Brief:
Collect each line of the entries that holds the string "site".

───── Material shown ─────

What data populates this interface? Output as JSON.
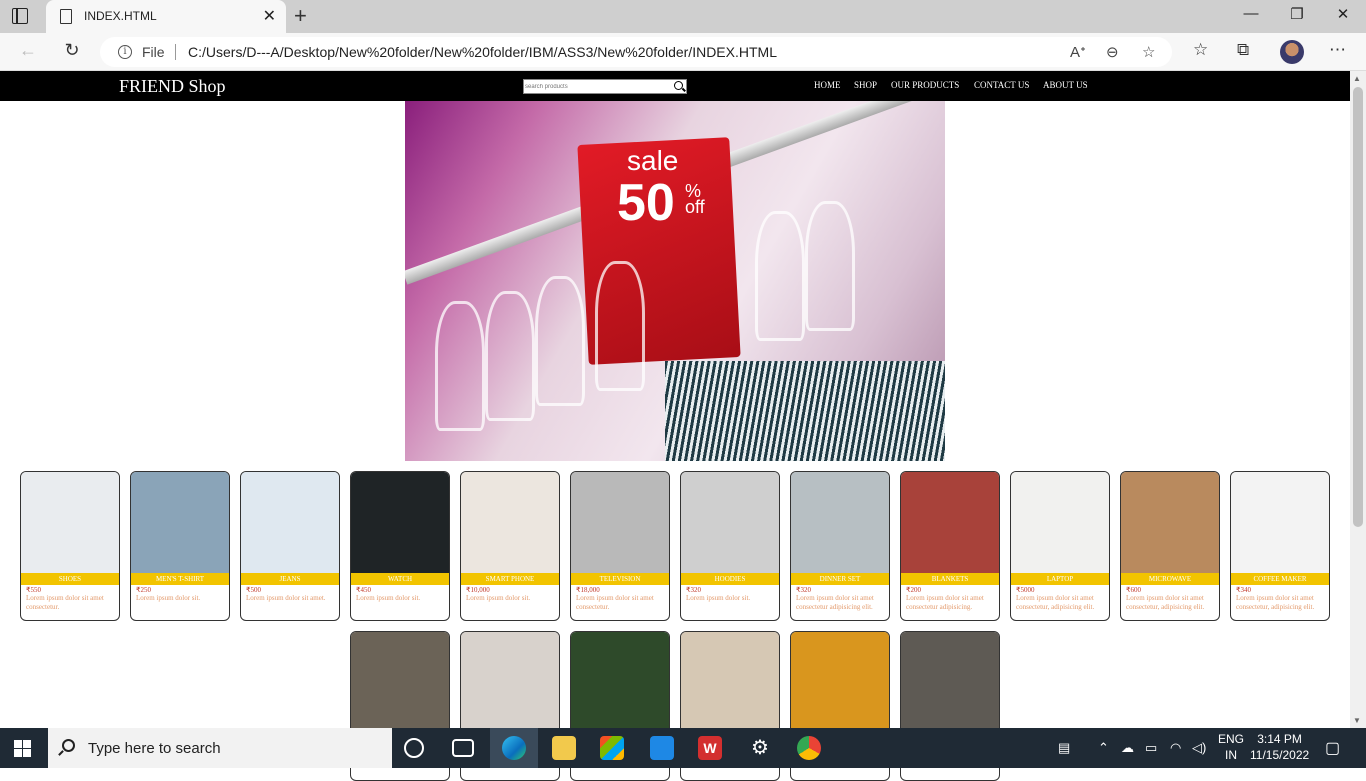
{
  "browser": {
    "tab_title": "INDEX.HTML",
    "file_label": "File",
    "url": "C:/Users/D---A/Desktop/New%20folder/New%20folder/IBM/ASS3/New%20folder/INDEX.HTML"
  },
  "site": {
    "brand": "FRIEND Shop",
    "search_placeholder": "search products",
    "nav": [
      "HOME",
      "SHOP",
      "OUR PRODUCTS",
      "CONTACT US",
      "ABOUT US"
    ],
    "hero": {
      "sign_sale": "sale",
      "sign_number": "50",
      "sign_pct": "%",
      "sign_off": "off"
    }
  },
  "products": [
    {
      "category": "SHOES",
      "price": "₹550",
      "desc": "Lorem ipsum dolor sit amet consectetur.",
      "bg": "#e9ecef"
    },
    {
      "category": "MEN's T-SHIRT",
      "price": "₹250",
      "desc": "Lorem ipsum dolor sit.",
      "bg": "#8aa4b8"
    },
    {
      "category": "JEANS",
      "price": "₹500",
      "desc": "Lorem ipsum dolor sit amet.",
      "bg": "#dfe8f0"
    },
    {
      "category": "WATCH",
      "price": "₹450",
      "desc": "Lorem ipsum dolor sit.",
      "bg": "#1f2426"
    },
    {
      "category": "SMART PHONE",
      "price": "₹10,000",
      "desc": "Lorem ipsum dolor sit.",
      "bg": "#ece6df"
    },
    {
      "category": "TELEVISION",
      "price": "₹18,000",
      "desc": "Lorem ipsum dolor sit amet consectetur.",
      "bg": "#b9b9b9"
    },
    {
      "category": "HOODIES",
      "price": "₹320",
      "desc": "Lorem ipsum dolor sit.",
      "bg": "#cfcfcf"
    },
    {
      "category": "DINNER SET",
      "price": "₹320",
      "desc": "Lorem ipsum dolor sit amet consectetur adipisicing elit.",
      "bg": "#b7bfc3"
    },
    {
      "category": "BLANKETS",
      "price": "₹200",
      "desc": "Lorem ipsum dolor sit amet consectetur adipisicing.",
      "bg": "#a8423a"
    },
    {
      "category": "LAPTOP",
      "price": "₹5000",
      "desc": "Lorem ipsum dolor sit amet consectetur, adipisicing elit.",
      "bg": "#f1f1ef"
    },
    {
      "category": "MICROWAVE",
      "price": "₹600",
      "desc": "Lorem ipsum dolor sit amet consectetur, adipisicing elit.",
      "bg": "#b98a5e"
    },
    {
      "category": "COFFEE MAKER",
      "price": "₹340",
      "desc": "Lorem ipsum dolor sit amet consectetur, adipisicing elit.",
      "bg": "#f3f3f3"
    }
  ],
  "products_row2": [
    {
      "bg": "#6b6357"
    },
    {
      "bg": "#d8d2cc"
    },
    {
      "bg": "#2e4a2a"
    },
    {
      "bg": "#d6c8b4"
    },
    {
      "bg": "#d9961e"
    },
    {
      "bg": "#5e5a54"
    }
  ],
  "taskbar": {
    "search_label": "Type here to search",
    "lang_top": "ENG",
    "lang_bottom": "IN",
    "time": "3:14 PM",
    "date": "11/15/2022"
  }
}
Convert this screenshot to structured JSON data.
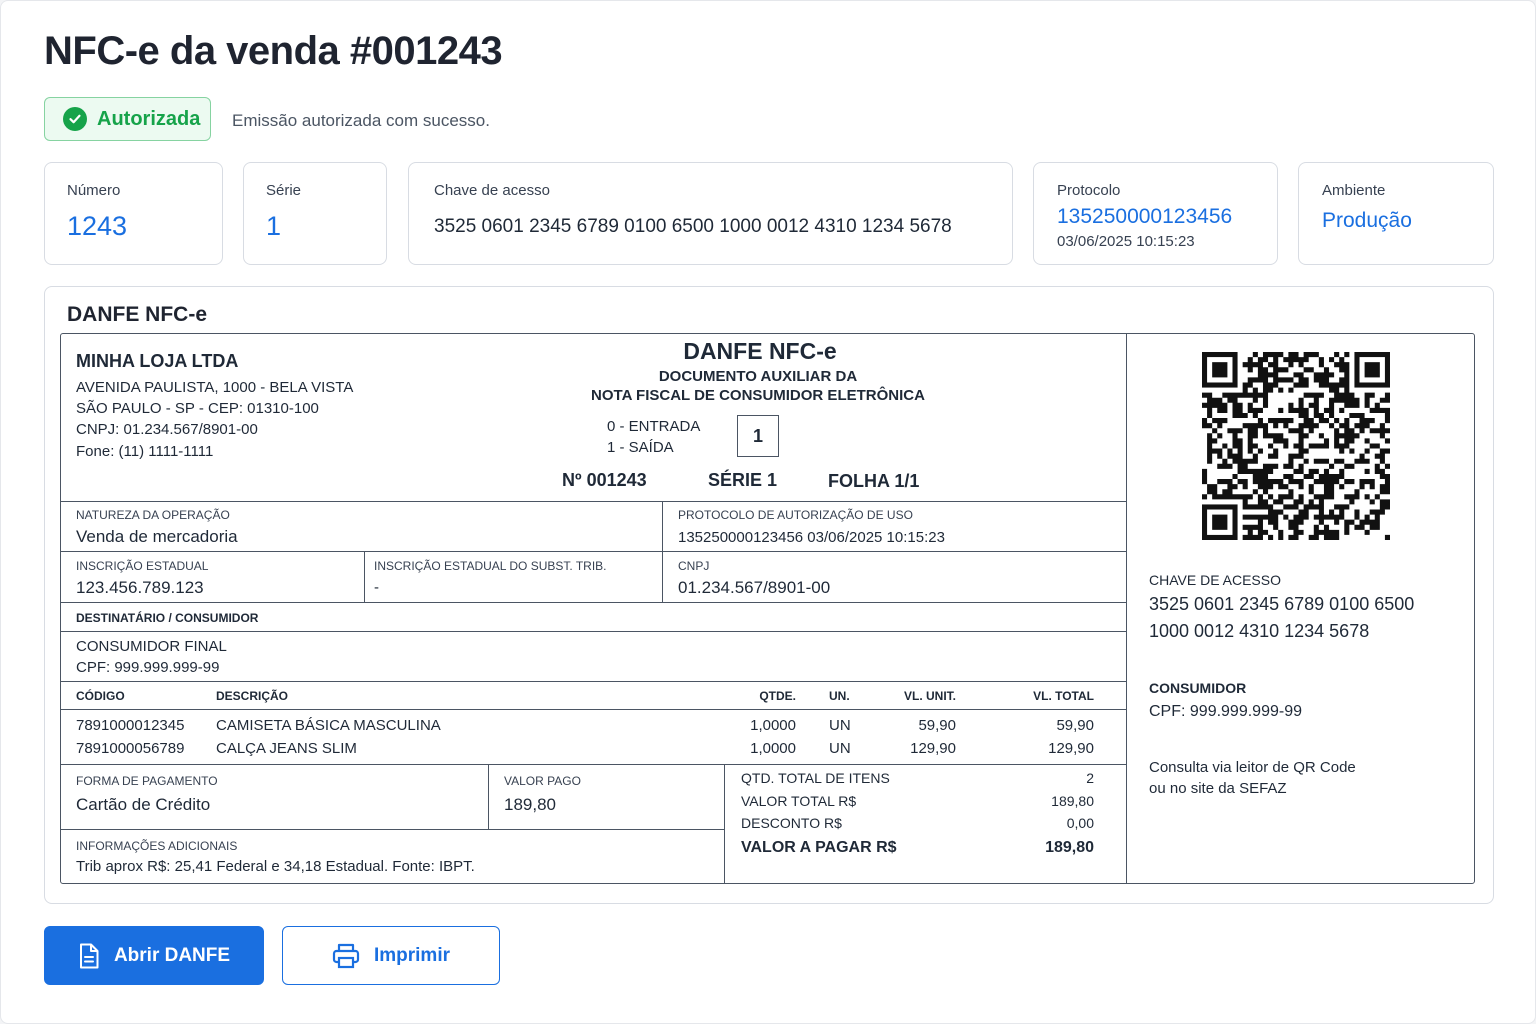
{
  "header": {
    "title": "NFC-e da venda #001243",
    "status_label": "Autorizada",
    "status_message": "Emissão autorizada com sucesso."
  },
  "cards": {
    "numero": {
      "label": "Número",
      "value": "1243"
    },
    "serie": {
      "label": "Série",
      "value": "1"
    },
    "chave": {
      "label": "Chave de acesso",
      "value": "3525 0601 2345 6789 0100 6500 1000 0012 4310 1234 5678"
    },
    "protocolo": {
      "label": "Protocolo",
      "value": "135250000123456",
      "datetime": "03/06/2025 10:15:23"
    },
    "ambiente": {
      "label": "Ambiente",
      "value": "Produção"
    }
  },
  "panel": {
    "title": "DANFE NFC-e"
  },
  "danfe": {
    "emitente": {
      "name": "MINHA LOJA LTDA",
      "address1": "AVENIDA PAULISTA, 1000 - BELA VISTA",
      "address2": "SÃO PAULO - SP - CEP: 01310-100",
      "cnpj": "CNPJ: 01.234.567/8901-00",
      "phone": "Fone: (11) 1111-1111"
    },
    "doc": {
      "title": "DANFE NFC-e",
      "subtitle1": "DOCUMENTO AUXILIAR DA",
      "subtitle2": "NOTA FISCAL DE CONSUMIDOR ELETRÔNICA",
      "entrada": "0 - ENTRADA",
      "saida": "1 - SAÍDA",
      "tipo": "1",
      "numero": "Nº 001243",
      "serie": "SÉRIE 1",
      "folha": "FOLHA 1/1"
    },
    "natureza": {
      "label": "NATUREZA DA OPERAÇÃO",
      "value": "Venda de mercadoria"
    },
    "protocolo": {
      "label": "PROTOCOLO DE AUTORIZAÇÃO DE USO",
      "value": "135250000123456 03/06/2025 10:15:23"
    },
    "ie": {
      "label": "INSCRIÇÃO ESTADUAL",
      "value": "123.456.789.123"
    },
    "ie_st": {
      "label": "INSCRIÇÃO ESTADUAL DO SUBST. TRIB.",
      "value": "-"
    },
    "cnpj": {
      "label": "CNPJ",
      "value": "01.234.567/8901-00"
    },
    "destinatario": {
      "label": "DESTINATÁRIO / CONSUMIDOR",
      "name": "CONSUMIDOR FINAL",
      "cpf": "CPF: 999.999.999-99"
    },
    "items_header": {
      "codigo": "CÓDIGO",
      "descricao": "DESCRIÇÃO",
      "qtde": "QTDE.",
      "un": "UN.",
      "vl_unit": "VL. UNIT.",
      "vl_total": "VL. TOTAL"
    },
    "items": [
      {
        "codigo": "7891000012345",
        "descricao": "CAMISETA BÁSICA MASCULINA",
        "qtde": "1,0000",
        "un": "UN",
        "vl_unit": "59,90",
        "vl_total": "59,90"
      },
      {
        "codigo": "7891000056789",
        "descricao": "CALÇA JEANS SLIM",
        "qtde": "1,0000",
        "un": "UN",
        "vl_unit": "129,90",
        "vl_total": "129,90"
      }
    ],
    "pagamento": {
      "label": "FORMA DE PAGAMENTO",
      "value": "Cartão de Crédito"
    },
    "valor_pago": {
      "label": "VALOR PAGO",
      "value": "189,80"
    },
    "totais": {
      "qtd_label": "QTD. TOTAL DE ITENS",
      "qtd_value": "2",
      "total_label": "VALOR TOTAL R$",
      "total_value": "189,80",
      "desconto_label": "DESCONTO R$",
      "desconto_value": "0,00",
      "pagar_label": "VALOR A PAGAR R$",
      "pagar_value": "189,80"
    },
    "info": {
      "label": "INFORMAÇÕES ADICIONAIS",
      "value": "Trib aprox R$: 25,41 Federal e 34,18 Estadual. Fonte: IBPT."
    },
    "side": {
      "chave_label": "CHAVE DE ACESSO",
      "chave_line1": "3525 0601 2345 6789 0100 6500",
      "chave_line2": "1000 0012 4310 1234 5678",
      "consumidor_label": "CONSUMIDOR",
      "consumidor_cpf": "CPF: 999.999.999-99",
      "consulta_line1": "Consulta via leitor de QR Code",
      "consulta_line2": "ou no site da SEFAZ"
    }
  },
  "actions": {
    "open_label": "Abrir DANFE",
    "print_label": "Imprimir"
  },
  "colors": {
    "primary": "#1a6fe0",
    "success": "#16a34a",
    "success_bg": "#ecfaf1",
    "border": "#d8dce3"
  }
}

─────

Exercise solution:
  "site": {
      "consulta_line2": "ou no site da SEFAZ"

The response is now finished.